Every storyline involved some sort of gift. Tyrion from Jorah to Daenerys, information from Littlefinger to the Queen of Thorns, dragon glass from Sam to Jon, sex from Gilly to Sam, the antidote from the Sand Snake to Bronn, and a flayed body from Ramsay to Sansa. You could write a review just picking apart these gifts and their intentions and probable results.
But, that would still keep all the plotlines separate, when they all actually function on the same principle. What we’ve really learned this week comes directly from Daario: “Rulers are either butchers or meat.” This is, in fact, one of the major themes of the entire work, whether in novel or series format. The structure of power that separates the powerful from the people they control favors brutality. In this power structure, sadism is a feature, not a flaw. So, even those who would seek to mitigate that brutality and create a fairer system are faced with the choice of engaging in violence or succumbing to it.

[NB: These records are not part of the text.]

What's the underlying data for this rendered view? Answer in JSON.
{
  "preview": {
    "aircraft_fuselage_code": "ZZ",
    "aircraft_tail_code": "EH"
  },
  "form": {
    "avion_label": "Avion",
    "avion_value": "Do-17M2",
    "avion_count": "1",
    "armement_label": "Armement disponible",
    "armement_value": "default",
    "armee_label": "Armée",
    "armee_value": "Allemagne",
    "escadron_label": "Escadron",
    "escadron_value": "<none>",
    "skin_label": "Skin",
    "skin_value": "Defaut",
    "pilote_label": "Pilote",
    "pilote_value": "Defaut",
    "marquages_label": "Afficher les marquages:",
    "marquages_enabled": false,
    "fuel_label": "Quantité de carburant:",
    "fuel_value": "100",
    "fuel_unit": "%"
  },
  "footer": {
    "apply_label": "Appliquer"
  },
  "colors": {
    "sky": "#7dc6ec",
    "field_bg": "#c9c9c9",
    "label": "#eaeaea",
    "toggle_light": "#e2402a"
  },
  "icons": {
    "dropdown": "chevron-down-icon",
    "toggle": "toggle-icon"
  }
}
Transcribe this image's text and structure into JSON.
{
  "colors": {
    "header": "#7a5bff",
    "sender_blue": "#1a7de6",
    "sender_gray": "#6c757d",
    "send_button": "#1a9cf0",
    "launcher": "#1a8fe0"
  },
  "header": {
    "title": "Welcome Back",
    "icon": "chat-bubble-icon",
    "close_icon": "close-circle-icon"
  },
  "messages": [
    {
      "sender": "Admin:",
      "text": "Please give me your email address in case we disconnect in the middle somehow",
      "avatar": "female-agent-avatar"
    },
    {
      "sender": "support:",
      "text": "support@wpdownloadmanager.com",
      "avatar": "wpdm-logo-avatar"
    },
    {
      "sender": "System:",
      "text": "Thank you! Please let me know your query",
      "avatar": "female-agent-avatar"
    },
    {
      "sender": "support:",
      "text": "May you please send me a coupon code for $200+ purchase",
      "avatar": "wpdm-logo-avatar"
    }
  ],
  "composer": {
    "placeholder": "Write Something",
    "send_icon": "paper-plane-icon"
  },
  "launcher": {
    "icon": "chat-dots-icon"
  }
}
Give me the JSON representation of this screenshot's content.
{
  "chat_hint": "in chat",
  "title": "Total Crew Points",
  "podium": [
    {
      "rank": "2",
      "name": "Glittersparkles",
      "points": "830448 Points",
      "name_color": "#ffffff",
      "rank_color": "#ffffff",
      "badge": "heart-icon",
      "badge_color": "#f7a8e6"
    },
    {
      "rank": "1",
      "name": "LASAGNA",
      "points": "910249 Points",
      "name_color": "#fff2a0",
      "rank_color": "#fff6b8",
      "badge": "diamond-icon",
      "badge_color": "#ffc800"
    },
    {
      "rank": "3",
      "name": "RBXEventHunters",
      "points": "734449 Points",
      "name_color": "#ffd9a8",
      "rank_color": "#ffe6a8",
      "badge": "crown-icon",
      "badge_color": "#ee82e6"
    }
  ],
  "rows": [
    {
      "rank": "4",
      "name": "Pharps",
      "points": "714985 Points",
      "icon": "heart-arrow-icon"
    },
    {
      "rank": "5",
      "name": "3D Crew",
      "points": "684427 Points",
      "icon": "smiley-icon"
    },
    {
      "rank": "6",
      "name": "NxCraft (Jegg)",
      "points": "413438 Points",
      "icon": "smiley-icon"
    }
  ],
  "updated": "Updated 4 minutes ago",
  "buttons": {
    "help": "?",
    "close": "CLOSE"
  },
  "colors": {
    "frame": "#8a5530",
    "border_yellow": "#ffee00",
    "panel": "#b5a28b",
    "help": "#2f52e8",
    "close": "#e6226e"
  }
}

The application of this lesson in Meereen is obvious (although, I do wonder how, exactly, Tyrion is going to help her). But, the same lesson carries into everything this episode offered.
Ramsay is a butcher. He showed that to Sansa directly. It will take much more than a poorly thought-out plan to make him meat. More interesting is Stannis. Does he kill his daughter to gain power, or will he be ground up by a northern winter?
And then there’s Sam. Sam’s face was tenderized, but he certainly found his bravery. As a reward, Gilly breaks his vow for him. But that bravery will last only so long. He needs to escape to the South before the crows set on him. I’m curious to see how they’ll get him out without the elaborate – and genius – plan Jon implemented in the novels, but it’s gotta happen soon, or Sam is done.
Here’s my Dornish comment for the week: The Dornish subplot in this adaptation is a boring soft-core porn with slightly better dialogue. It may have been a tad slow in the novels, but the sensual portions were earned through real and complete character development. Here, it’s become tits-for-tits’-sake, terrible accents, thin characters, and predictable actions. It’s really beneath this show.
However, King’s Landing has finally clicked back into the necessary plot. The addition of homosexuality to Ser Loras has been occasionally interesting, but it makes the arrest of Margery less believable if she’s only arrested for perjury. Had she been arrested for lechery, Tomen’s reluctance to act would have been more understandable. But what’s past is past. The error of Cersie’s Faith Militant gambit finally hit home. I’ve been wondering why Lancel hadn’t confessed his sins with Cersei to the High Sparrow (I still wonder), but if the High Sparrow was put on his case by the Queen of Thorns, so much the better. Both women have used the sparrow to achieve their ends.
One more thing that I’ve wondered since the end of Dance with Dragons and now: how will the Sparrow lose? It’s clear that Martin is using the sparrows to represent the Puritanical elements of the Protestant Reformation. And, historically, the Puritans did topple a dynasty in England for decades seeking to purify the nation. However, that rebellion was put down with great violence and bloodshed. But, despite their fanaticism, we should be rooting for the sparrows. Only the sparrows want to break the sadistic power structure and raise up the poor. That’s why he threatened the Queen of Thorns. “When the many stop fearing the few,” they will overthrow them. This is essentially the same idea as, “People should not be afraid of their governments; governments should be afraid of the people.” The sparrows offer a more democratic path forward, if just as brutal. Therefore, they will fall to those more comfortable with brutality and power. The only question is, when will the butchers slaughter the meat?